EXERCISE DESCRIPTION: Return every entry below word for word and leave out any picture.
============================================================
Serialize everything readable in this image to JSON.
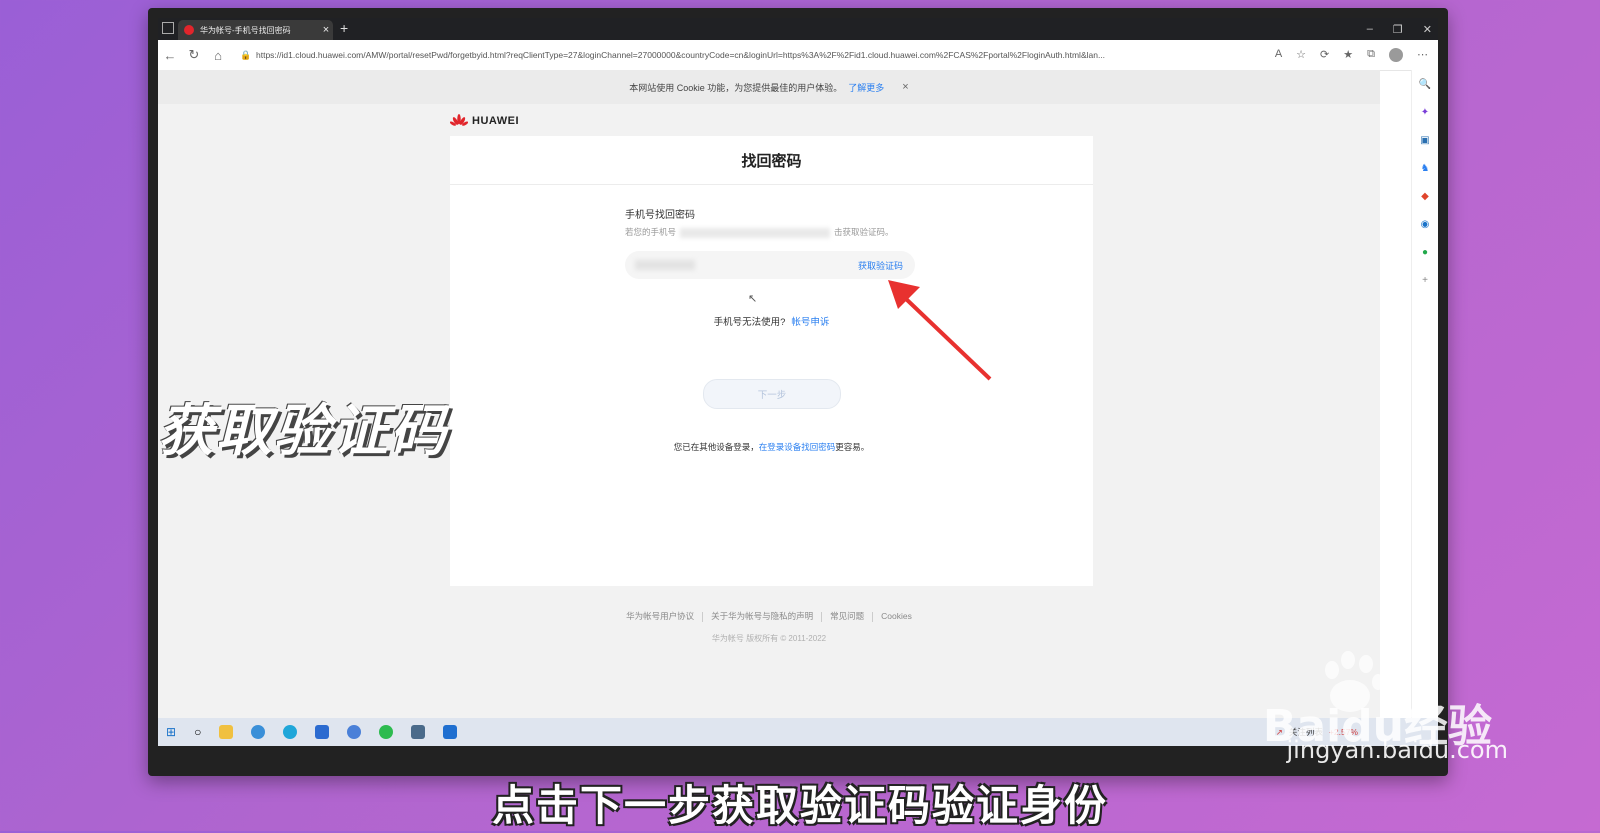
{
  "browser": {
    "tab_title": "华为帐号-手机号找回密码",
    "url": "https://id1.cloud.huawei.com/AMW/portal/resetPwd/forgetbyid.html?reqClientType=27&loginChannel=27000000&countryCode=cn&loginUrl=https%3A%2F%2Fid1.cloud.huawei.com%2FCAS%2Fportal%2FloginAuth.html&lan...",
    "new_tab": "+"
  },
  "cookie_banner": {
    "text": "本网站使用 Cookie 功能，为您提供最佳的用户体验。",
    "link": "了解更多",
    "close": "×"
  },
  "brand": {
    "name": "HUAWEI",
    "color": "#e1252b"
  },
  "page": {
    "title": "找回密码",
    "section_title": "手机号找回密码",
    "desc_prefix": "若您的手机号",
    "desc_suffix": "击获取验证码。",
    "get_code": "获取验证码",
    "cannot_use": "手机号无法使用?",
    "appeal": "帐号申诉",
    "next": "下一步",
    "other_device_prefix": "您已在其他设备登录，",
    "other_device_link": "在登录设备找回密码",
    "other_device_suffix": "更容易。"
  },
  "footer": {
    "links": [
      "华为帐号用户协议",
      "关于华为帐号与隐私的声明",
      "常见问题",
      "Cookies"
    ],
    "copyright": "华为帐号 版权所有 © 2011-2022"
  },
  "taskbar": {
    "tray_label": "关注列表",
    "tray_value": "+2.57%"
  },
  "overlay": {
    "title": "获取验证码",
    "subtitle": "点击下一步获取验证码验证身份"
  },
  "watermark": {
    "brand": "Baidu经验",
    "url": "jingyan.baidu.com"
  },
  "colors": {
    "accent": "#2a7ff0",
    "arrow": "#e8312f"
  }
}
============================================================
TASK SOLUTION:
Serialize everything readable in this image to JSON.
{
  "browser": {
    "tab_title": "华为帐号-手机号找回密码",
    "url": "https://id1.cloud.huawei.com/AMW/portal/resetPwd/forgetbyid.html?reqClientType=27&loginChannel=27000000&countryCode=cn&loginUrl=https%3A%2F%2Fid1.cloud.huawei.com%2FCAS%2Fportal%2FloginAuth.html&lan...",
    "new_tab": "+"
  },
  "cookie_banner": {
    "text": "本网站使用 Cookie 功能，为您提供最佳的用户体验。",
    "link": "了解更多",
    "close": "×"
  },
  "brand": {
    "name": "HUAWEI",
    "color": "#e1252b"
  },
  "page": {
    "title": "找回密码",
    "section_title": "手机号找回密码",
    "desc_prefix": "若您的手机号",
    "desc_suffix": "击获取验证码。",
    "get_code": "获取验证码",
    "cannot_use": "手机号无法使用?",
    "appeal": "帐号申诉",
    "next": "下一步",
    "other_device_prefix": "您已在其他设备登录，",
    "other_device_link": "在登录设备找回密码",
    "other_device_suffix": "更容易。"
  },
  "footer": {
    "links": [
      "华为帐号用户协议",
      "关于华为帐号与隐私的声明",
      "常见问题",
      "Cookies"
    ],
    "copyright": "华为帐号 版权所有 © 2011-2022"
  },
  "taskbar": {
    "tray_label": "关注列表",
    "tray_value": "+2.57%"
  },
  "overlay": {
    "title": "获取验证码",
    "subtitle": "点击下一步获取验证码验证身份"
  },
  "watermark": {
    "brand": "Baidu经验",
    "url": "jingyan.baidu.com"
  },
  "colors": {
    "accent": "#2a7ff0",
    "arrow": "#e8312f"
  }
}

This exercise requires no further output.